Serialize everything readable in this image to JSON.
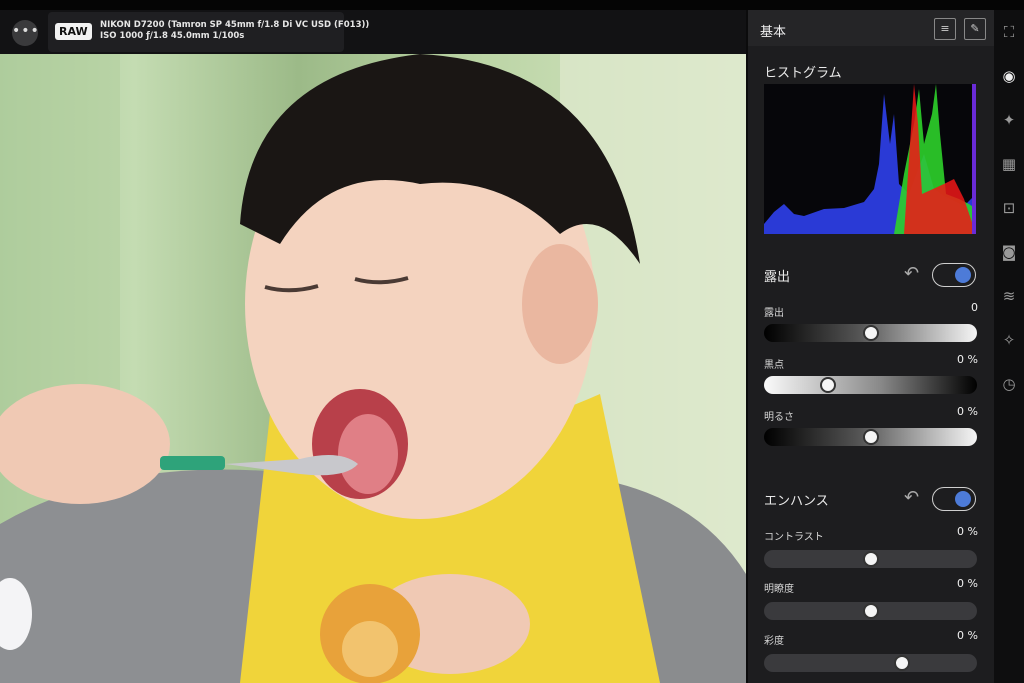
{
  "photo": {
    "raw_badge": "RAW",
    "exif_line1": "NIKON D7200 (Tamron SP 45mm f/1.8 Di VC USD (F013))",
    "exif_line2": "ISO 1000 ƒ/1.8 45.0mm 1/100s"
  },
  "toolbar": {
    "more_glyph": "•••"
  },
  "panel": {
    "title": "基本",
    "header_icons": [
      "list-icon",
      "pin-icon"
    ],
    "histogram_label": "ヒストグラム",
    "exposure": {
      "label": "露出",
      "enabled": true,
      "sliders": [
        {
          "label": "露出",
          "value": "0",
          "fraction": 0.5
        },
        {
          "label": "黒点",
          "value": "0 %",
          "fraction": 0.3
        },
        {
          "label": "明るさ",
          "value": "0 %",
          "fraction": 0.5
        }
      ]
    },
    "enhance": {
      "label": "エンハンス",
      "enabled": true,
      "sliders": [
        {
          "label": "コントラスト",
          "value": "0 %",
          "fraction": 0.5
        },
        {
          "label": "明瞭度",
          "value": "0 %",
          "fraction": 0.5
        },
        {
          "label": "彩度",
          "value": "0 %",
          "fraction": 0.65
        }
      ]
    }
  },
  "rail": {
    "icons": [
      "crop-icon",
      "color-wheel-icon",
      "vignette-icon",
      "noise-icon",
      "lens-icon",
      "camera-icon",
      "layers-icon",
      "retouch-icon",
      "history-icon"
    ]
  },
  "colors": {
    "accent": "#4d7bd8",
    "panel_bg": "#1d1d1f"
  }
}
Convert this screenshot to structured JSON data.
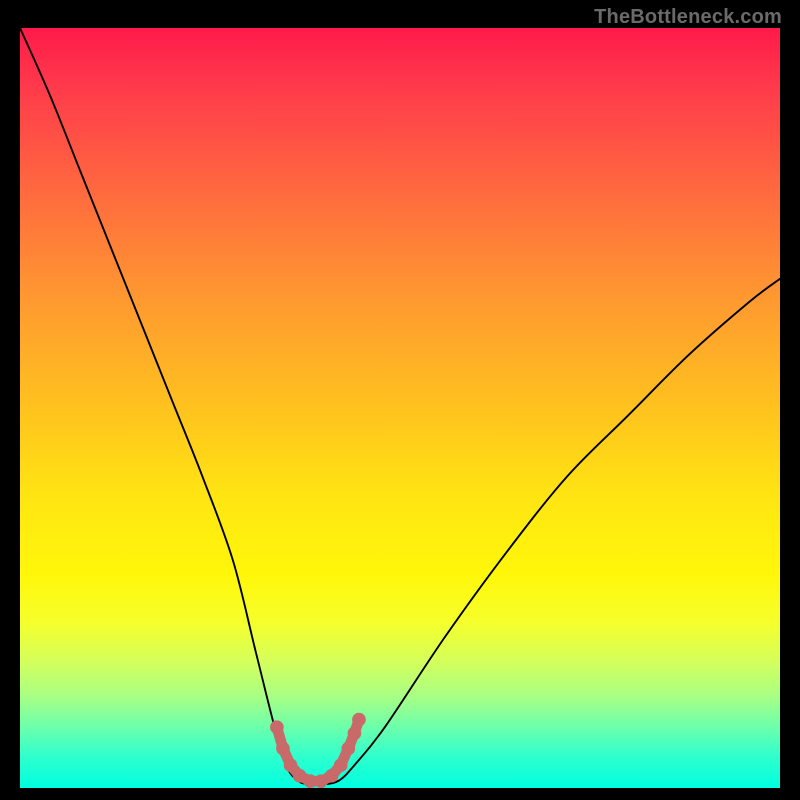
{
  "watermark": {
    "text": "TheBottleneck.com"
  },
  "accent": {
    "marker_color": "#c96a6a",
    "curve_color": "#000000"
  },
  "chart_data": {
    "type": "line",
    "title": "",
    "xlabel": "",
    "ylabel": "",
    "xlim": [
      0,
      100
    ],
    "ylim": [
      0,
      100
    ],
    "grid": false,
    "legend": false,
    "series": [
      {
        "name": "bottleneck-curve",
        "x": [
          0,
          4,
          8,
          12,
          16,
          20,
          24,
          28,
          31,
          33.5,
          35,
          36.5,
          38,
          40,
          42,
          44,
          48,
          56,
          64,
          72,
          80,
          88,
          96,
          100
        ],
        "y": [
          100,
          91,
          81,
          71,
          61,
          51,
          41,
          30,
          18,
          8,
          3,
          1,
          0.5,
          0.5,
          1,
          3,
          8,
          20,
          31,
          41,
          49,
          57,
          64,
          67
        ]
      },
      {
        "name": "optimal-range-markers",
        "x": [
          33.8,
          34.6,
          35.6,
          36.8,
          38.2,
          39.6,
          41.0,
          42.2,
          43.2,
          44.0,
          44.6
        ],
        "y": [
          8.0,
          5.2,
          3.0,
          1.6,
          0.9,
          0.9,
          1.6,
          3.0,
          5.2,
          7.2,
          9.0
        ]
      }
    ]
  }
}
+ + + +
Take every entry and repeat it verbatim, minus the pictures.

Serialize everything readable in this image to JSON.
{
  "photo": {
    "raw_badge": "RAW",
    "exif_line1": "NIKON D7200 (Tamron SP 45mm f/1.8 Di VC USD (F013))",
    "exif_line2": "ISO 1000 ƒ/1.8 45.0mm 1/100s"
  },
  "toolbar": {
    "more_glyph": "•••"
  },
  "panel": {
    "title": "基本",
    "header_icons": [
      "list-icon",
      "pin-icon"
    ],
    "histogram_label": "ヒストグラム",
    "exposure": {
      "label": "露出",
      "enabled": true,
      "sliders": [
        {
          "label": "露出",
          "value": "0",
          "fraction": 0.5
        },
        {
          "label": "黒点",
          "value": "0 %",
          "fraction": 0.3
        },
        {
          "label": "明るさ",
          "value": "0 %",
          "fraction": 0.5
        }
      ]
    },
    "enhance": {
      "label": "エンハンス",
      "enabled": true,
      "sliders": [
        {
          "label": "コントラスト",
          "value": "0 %",
          "fraction": 0.5
        },
        {
          "label": "明瞭度",
          "value": "0 %",
          "fraction": 0.5
        },
        {
          "label": "彩度",
          "value": "0 %",
          "fraction": 0.65
        }
      ]
    }
  },
  "rail": {
    "icons": [
      "crop-icon",
      "color-wheel-icon",
      "vignette-icon",
      "noise-icon",
      "lens-icon",
      "camera-icon",
      "layers-icon",
      "retouch-icon",
      "history-icon"
    ]
  },
  "colors": {
    "accent": "#4d7bd8",
    "panel_bg": "#1d1d1f"
  }
}
Convert this screenshot to structured JSON data.
{
  "watermark": {
    "text": "TheBottleneck.com"
  },
  "accent": {
    "marker_color": "#c96a6a",
    "curve_color": "#000000"
  },
  "chart_data": {
    "type": "line",
    "title": "",
    "xlabel": "",
    "ylabel": "",
    "xlim": [
      0,
      100
    ],
    "ylim": [
      0,
      100
    ],
    "grid": false,
    "legend": false,
    "series": [
      {
        "name": "bottleneck-curve",
        "x": [
          0,
          4,
          8,
          12,
          16,
          20,
          24,
          28,
          31,
          33.5,
          35,
          36.5,
          38,
          40,
          42,
          44,
          48,
          56,
          64,
          72,
          80,
          88,
          96,
          100
        ],
        "y": [
          100,
          91,
          81,
          71,
          61,
          51,
          41,
          30,
          18,
          8,
          3,
          1,
          0.5,
          0.5,
          1,
          3,
          8,
          20,
          31,
          41,
          49,
          57,
          64,
          67
        ]
      },
      {
        "name": "optimal-range-markers",
        "x": [
          33.8,
          34.6,
          35.6,
          36.8,
          38.2,
          39.6,
          41.0,
          42.2,
          43.2,
          44.0,
          44.6
        ],
        "y": [
          8.0,
          5.2,
          3.0,
          1.6,
          0.9,
          0.9,
          1.6,
          3.0,
          5.2,
          7.2,
          9.0
        ]
      }
    ]
  }
}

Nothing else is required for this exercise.